Mufasa: Simba let me tell you something my father told me. Look at the stars. The great kings of the past look down on us from those stars.
Mufasa: Yes. So whenever you feel alone, just remember that those kings will always be there to guide you. And so will I.
That movie scene helped me realize just how much our kings are watching over both of us. We’re far from alone.
I’ll close with easily the most profound memory I’ve had with Micah. It came on Halloween of last year. We were at a block party and there was a haunted house for “big kids” only. Micah was hesitant about going in, but I told him I’d go in front of him in case anything scary popped up. I told him I’d protect him. We went through the not-that-scary house where folks who love Halloween too much tried to jump out and spook us. Noticeably frightened, Micah held my hand the whole time. When we got out of the house, he wanted to do it again. The happiness he had, bragging to his sister and friends, about going through, made my night.
And when I think of my last year or so with Micah, this memory seems to encapsulate our relationship and the serious bond we had. Sometimes, going into the unknown on your own can be scary. And I know all too well how scary going into this cruel world without your father can be. I feel blessed and honored, beyond what words can describe, that God picked me to help Micah grow without his Dad. I never filled that void in his heart whatsoever, but I know in some small way I helped protect him from fully feeling the pain that no 8/9-year old boy should ever have to experience. And that’s something I’ll always be grateful for until the day I die.
You sign a one-year commitment with your mentee for Walk With Sally. But this is just the first chapter, the way I see it. No matter what age, how far apart we live from each other, or what we’re doing in our lives moving forward, we’ll always be brothers. We’ll watch every Star Wars movie together. Until they stop making them. It’s a promise.
Both our dads might be gone. No doubt that will always hurt. But since we’ve lost them, we’ve gained each other. That hole doesn’t feel so empty now.

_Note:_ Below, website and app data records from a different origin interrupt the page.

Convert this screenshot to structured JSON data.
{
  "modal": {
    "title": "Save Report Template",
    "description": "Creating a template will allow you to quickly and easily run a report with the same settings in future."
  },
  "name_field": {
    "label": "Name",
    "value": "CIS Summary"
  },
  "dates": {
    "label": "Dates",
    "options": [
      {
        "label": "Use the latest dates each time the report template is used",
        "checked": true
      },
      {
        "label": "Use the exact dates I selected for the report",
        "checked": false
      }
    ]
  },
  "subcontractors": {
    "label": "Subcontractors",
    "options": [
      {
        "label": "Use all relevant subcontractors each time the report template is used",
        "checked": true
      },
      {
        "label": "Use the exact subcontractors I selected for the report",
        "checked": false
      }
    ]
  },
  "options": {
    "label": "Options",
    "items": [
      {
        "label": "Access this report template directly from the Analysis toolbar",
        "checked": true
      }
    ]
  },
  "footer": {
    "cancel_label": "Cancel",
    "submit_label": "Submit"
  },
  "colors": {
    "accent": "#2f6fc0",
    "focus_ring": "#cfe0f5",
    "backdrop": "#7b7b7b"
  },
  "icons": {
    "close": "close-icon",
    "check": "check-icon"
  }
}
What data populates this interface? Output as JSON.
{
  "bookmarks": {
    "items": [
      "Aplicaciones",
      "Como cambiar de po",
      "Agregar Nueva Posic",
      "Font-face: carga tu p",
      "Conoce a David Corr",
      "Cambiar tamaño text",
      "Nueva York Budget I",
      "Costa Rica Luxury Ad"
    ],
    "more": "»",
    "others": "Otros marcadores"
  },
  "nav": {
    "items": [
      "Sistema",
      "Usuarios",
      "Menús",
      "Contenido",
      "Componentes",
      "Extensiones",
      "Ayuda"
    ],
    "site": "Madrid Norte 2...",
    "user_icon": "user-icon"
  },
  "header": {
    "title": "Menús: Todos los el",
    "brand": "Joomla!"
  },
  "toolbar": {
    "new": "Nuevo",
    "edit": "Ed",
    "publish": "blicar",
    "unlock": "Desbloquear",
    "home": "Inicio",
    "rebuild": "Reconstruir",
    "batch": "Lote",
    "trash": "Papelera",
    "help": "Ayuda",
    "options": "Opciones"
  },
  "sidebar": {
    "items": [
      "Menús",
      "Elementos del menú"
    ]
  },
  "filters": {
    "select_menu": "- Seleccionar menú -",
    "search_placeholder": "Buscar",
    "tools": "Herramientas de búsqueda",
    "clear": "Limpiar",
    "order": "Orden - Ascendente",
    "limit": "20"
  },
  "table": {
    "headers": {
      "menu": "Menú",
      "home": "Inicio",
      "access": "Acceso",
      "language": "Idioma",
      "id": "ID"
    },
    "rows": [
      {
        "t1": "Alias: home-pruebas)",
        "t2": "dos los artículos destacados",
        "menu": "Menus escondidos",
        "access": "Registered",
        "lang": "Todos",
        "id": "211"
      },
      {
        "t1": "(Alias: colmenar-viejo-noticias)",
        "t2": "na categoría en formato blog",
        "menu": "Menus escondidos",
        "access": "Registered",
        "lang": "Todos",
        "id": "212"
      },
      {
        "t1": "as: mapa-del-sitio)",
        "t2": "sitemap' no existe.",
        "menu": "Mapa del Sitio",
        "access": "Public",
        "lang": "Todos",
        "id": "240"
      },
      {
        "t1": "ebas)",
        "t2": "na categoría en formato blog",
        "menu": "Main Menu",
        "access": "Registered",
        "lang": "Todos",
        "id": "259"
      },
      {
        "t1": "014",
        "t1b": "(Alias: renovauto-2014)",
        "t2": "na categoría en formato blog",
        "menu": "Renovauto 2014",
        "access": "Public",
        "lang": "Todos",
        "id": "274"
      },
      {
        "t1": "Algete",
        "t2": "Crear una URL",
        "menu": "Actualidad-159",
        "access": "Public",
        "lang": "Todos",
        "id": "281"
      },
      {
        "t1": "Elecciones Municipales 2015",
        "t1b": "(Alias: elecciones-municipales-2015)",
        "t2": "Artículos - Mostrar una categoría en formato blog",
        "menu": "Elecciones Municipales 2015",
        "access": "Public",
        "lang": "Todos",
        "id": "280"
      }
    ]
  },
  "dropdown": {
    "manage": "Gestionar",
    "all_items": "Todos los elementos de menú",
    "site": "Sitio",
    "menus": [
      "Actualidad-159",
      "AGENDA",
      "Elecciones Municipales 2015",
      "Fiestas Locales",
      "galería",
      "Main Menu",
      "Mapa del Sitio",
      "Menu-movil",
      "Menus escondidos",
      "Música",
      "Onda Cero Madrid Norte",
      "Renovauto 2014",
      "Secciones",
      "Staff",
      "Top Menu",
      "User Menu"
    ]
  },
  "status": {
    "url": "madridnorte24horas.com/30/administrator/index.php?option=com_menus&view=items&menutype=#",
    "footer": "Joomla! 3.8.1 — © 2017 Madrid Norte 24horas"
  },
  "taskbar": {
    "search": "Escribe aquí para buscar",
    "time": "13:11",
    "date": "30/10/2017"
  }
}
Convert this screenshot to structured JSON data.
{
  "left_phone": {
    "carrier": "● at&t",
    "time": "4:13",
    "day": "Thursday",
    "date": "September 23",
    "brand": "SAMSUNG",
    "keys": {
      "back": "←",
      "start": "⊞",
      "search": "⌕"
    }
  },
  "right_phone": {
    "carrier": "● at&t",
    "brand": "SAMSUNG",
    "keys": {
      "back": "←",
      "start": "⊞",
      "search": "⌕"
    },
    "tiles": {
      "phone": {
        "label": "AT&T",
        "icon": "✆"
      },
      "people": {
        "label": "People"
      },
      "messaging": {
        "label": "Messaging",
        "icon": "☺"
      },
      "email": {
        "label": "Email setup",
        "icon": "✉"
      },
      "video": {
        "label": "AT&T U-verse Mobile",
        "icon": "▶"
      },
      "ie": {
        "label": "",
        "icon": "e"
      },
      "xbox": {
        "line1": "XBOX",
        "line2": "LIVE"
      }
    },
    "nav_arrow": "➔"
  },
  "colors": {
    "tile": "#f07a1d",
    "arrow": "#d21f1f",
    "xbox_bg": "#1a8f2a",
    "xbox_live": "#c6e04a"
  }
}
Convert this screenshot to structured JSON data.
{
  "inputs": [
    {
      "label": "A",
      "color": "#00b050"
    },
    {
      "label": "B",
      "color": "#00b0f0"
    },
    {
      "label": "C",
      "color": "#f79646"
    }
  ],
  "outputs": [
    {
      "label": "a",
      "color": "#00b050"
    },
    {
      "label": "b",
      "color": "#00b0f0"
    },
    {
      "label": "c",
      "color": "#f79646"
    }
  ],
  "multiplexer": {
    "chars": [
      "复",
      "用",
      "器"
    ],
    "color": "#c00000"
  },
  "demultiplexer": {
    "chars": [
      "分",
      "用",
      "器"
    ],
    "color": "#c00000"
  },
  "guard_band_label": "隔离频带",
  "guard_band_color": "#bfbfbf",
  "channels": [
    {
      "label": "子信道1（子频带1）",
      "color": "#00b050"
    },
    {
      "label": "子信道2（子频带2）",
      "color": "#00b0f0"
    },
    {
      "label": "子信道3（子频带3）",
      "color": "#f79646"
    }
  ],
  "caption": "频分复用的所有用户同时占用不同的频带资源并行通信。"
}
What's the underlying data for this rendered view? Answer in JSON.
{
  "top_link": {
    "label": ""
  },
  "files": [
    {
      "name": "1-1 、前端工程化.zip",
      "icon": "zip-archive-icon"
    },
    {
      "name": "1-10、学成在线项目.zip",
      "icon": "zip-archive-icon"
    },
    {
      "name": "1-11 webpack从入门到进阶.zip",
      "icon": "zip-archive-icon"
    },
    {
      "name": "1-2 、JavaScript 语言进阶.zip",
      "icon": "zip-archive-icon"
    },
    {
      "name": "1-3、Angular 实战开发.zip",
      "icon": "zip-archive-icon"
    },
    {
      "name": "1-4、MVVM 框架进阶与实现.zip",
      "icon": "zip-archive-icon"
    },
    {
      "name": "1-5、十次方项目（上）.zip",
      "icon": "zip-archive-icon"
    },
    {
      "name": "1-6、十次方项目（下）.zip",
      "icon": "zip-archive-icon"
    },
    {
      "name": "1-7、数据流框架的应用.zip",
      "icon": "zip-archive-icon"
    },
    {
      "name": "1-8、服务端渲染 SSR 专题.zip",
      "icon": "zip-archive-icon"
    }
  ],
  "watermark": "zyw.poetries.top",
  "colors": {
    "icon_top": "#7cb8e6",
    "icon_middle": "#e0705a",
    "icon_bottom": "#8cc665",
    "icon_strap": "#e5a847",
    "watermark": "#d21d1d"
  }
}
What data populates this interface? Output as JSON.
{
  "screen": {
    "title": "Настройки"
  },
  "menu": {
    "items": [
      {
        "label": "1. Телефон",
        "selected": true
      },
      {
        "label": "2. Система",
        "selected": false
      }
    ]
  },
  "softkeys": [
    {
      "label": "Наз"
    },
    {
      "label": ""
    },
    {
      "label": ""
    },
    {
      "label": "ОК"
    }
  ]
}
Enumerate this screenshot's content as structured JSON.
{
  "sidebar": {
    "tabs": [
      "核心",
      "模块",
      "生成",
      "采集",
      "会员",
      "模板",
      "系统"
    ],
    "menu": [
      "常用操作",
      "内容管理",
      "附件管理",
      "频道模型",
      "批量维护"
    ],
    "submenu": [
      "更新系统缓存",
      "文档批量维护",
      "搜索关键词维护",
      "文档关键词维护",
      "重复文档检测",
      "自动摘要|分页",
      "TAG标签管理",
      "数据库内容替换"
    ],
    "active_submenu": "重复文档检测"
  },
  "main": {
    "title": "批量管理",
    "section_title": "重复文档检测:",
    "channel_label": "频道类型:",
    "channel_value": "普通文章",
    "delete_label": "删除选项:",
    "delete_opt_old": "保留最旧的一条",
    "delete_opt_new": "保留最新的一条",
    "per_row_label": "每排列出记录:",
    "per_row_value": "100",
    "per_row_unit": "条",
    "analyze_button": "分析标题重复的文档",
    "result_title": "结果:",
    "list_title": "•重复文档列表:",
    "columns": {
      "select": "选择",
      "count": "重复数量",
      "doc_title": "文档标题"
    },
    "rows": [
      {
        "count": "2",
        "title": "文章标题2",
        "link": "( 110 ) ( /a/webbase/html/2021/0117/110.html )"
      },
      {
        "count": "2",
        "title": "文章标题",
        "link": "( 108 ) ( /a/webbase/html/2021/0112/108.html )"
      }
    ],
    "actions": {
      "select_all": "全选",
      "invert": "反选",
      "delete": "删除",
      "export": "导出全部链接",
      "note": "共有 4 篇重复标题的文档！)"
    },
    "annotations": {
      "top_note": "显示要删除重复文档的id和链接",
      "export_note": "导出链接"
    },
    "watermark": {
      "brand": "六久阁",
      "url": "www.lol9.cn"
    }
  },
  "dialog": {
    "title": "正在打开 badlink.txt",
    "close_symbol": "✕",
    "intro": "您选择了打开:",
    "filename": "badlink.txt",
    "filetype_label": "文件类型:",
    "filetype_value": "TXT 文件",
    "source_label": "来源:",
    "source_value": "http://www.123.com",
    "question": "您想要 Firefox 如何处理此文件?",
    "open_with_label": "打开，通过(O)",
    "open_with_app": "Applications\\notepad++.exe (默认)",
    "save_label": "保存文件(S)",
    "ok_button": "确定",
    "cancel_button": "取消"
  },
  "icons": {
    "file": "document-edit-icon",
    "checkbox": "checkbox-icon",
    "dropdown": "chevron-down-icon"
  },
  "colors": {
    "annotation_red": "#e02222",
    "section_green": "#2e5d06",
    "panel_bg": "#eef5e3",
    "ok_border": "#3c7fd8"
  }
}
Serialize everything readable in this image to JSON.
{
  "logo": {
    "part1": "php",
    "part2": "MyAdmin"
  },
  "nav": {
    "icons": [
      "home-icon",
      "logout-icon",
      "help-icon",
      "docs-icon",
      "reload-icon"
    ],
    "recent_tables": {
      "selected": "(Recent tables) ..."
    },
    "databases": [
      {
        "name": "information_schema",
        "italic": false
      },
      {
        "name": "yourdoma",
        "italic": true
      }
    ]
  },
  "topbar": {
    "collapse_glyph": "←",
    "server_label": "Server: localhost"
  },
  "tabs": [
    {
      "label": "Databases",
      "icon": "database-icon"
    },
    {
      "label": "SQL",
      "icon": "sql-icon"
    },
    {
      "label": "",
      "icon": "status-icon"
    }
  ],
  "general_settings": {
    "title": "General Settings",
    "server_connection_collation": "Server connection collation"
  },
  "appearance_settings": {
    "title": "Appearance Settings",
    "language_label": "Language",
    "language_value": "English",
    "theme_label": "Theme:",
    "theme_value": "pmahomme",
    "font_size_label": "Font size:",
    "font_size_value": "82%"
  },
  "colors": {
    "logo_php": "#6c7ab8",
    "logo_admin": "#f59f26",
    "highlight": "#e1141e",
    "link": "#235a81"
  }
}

Walk With Sally is a non-profit based in Los Angeles, CA and is committed to providing healing and comfort to children debilitated by the emotional experience of living with or losing a parent or sibling to cancer. This healing is facilitated through free of charge mentoring support programs and services that provide an emotionally safe environment for children to share their difficult experience with someone who has suffered the same.